Pollution to rivers, groundwater, lochs and ponds can occur by the leaching of contaminants out of the soil into water courses through the natural drainage of the soil or through surface runoff of water eroding and transporting contaminant materials to water courses. This in turn can effect aquatic plant and animal life and contaminate human drinking water. Some contaminants may also pose a fire or explosion hazard or they may be corrosive and attack building materials or services.

Why remediate contaminated land?

Contaminated land is typically remediated to address environmental risks, risks to users of the sites, as well as financial and legal liabilities. In addition, with more and more pressure being put on our countryside for the development of new industries, business and also housing, there is an increasing tendency to build on existing sites so as to preserve greenfield sites for future generations. Some of these existing sites may be contaminated. The government has set targets for housing that 60% of all new housing should be built on existing "brownfield" sites to preserve our countryside. This requires the risks associated with brownfield sites due to chemical contamination be addressed before the sites can be redeveloped.

SEPA's Involvement

SEPA is involved with contaminated land in a number of ways:

  • we regulate industries so that future land contamination is prevented
  • we control the disposal of waste so that future land contamination is prevented
  • when consulted by planning authorities, we provide comment in relation to our regulatory duties, in particular pollution of the water environment associated with land affected by contamination
  • we issue licences as appropriate for activities associated with the remediation of contaminated land
  • Under the provisions of Part IIA of the Environmental Protection Act 1990 SEPA also has a duty to cause to be remediated, land designated as a special site
  • The Radioactive Contaminated Land (Scotland) Regulations 2007 come into force at the end of October 2007. SEPA has the  responsibility under these regulations for the investigation, identification, characterisation and regulation of remediation of radioactive contaminated land (RCL). The Statutory Guidance was issued 31 March 2008 and is available here external link or printed copy from RadioactiveWasteTeam@scotland.gsi.gov.uk

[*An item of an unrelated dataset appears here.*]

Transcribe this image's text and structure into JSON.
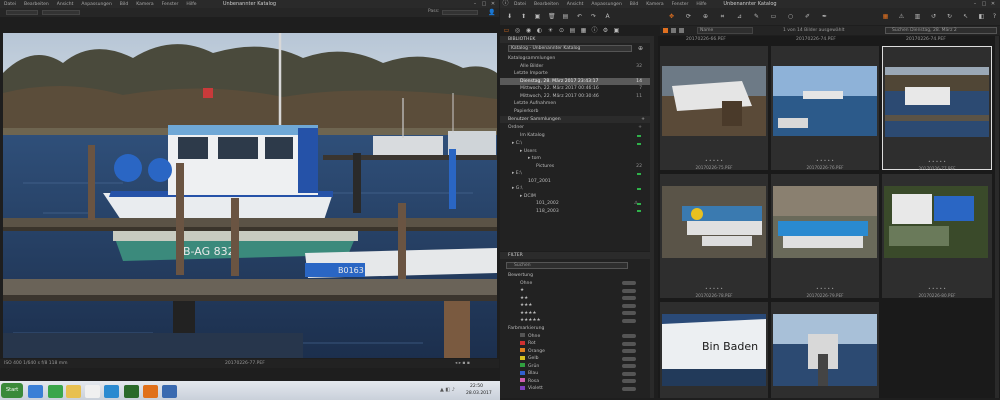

The objectives for the extension of Part IIA to radioactive contamination remain the same: to provide a system for the identification and remediation of land where contamination is causing lasting exposure to radiation for human beings and where "intervention" is liable to be "justified". The same principles apply, namely "the polluter pays" and the "suitable for use" approach. Additionally,the new legislation ensures that the UK complies with its obligations to transpose and implement adequately articles 48 and 53 of the Basic Safety Standards Directive (Council Directive 96/29/Euratom) (BSS Directive) which lays down the basic safety standards for the protection of the health of workers and the general public against the dangers arising from ionising radiation.

SEPA's Dealing with land contamination in Scotland report can be downloaded from our land publications page. A summary version of the report is available at the same address.

The Scottish regulations will cover the water environment both as a pathway and as a receptor and will include "significant harm" or possibility of such to biota, ecosystems as well as harm to humans.

Planning and contaminated land

The planning system has a key role to play in addressing the problem of land contamination. The risks associated with contaminated land are a material planning consideration and are addressed by the planning authority in the preparation of development plans and in the determination of planning applications. The planning authority may consult with SEPA, particularly when drafting conditions covering areas for which SEPA has regulatory responsibility. The Scottish Executive have issued advice to planning authorities on the development of contaminated land, in the form of Planning Advice Note 33 external link. Further guidance on SEPA's role in planning and contaminated land can be found here.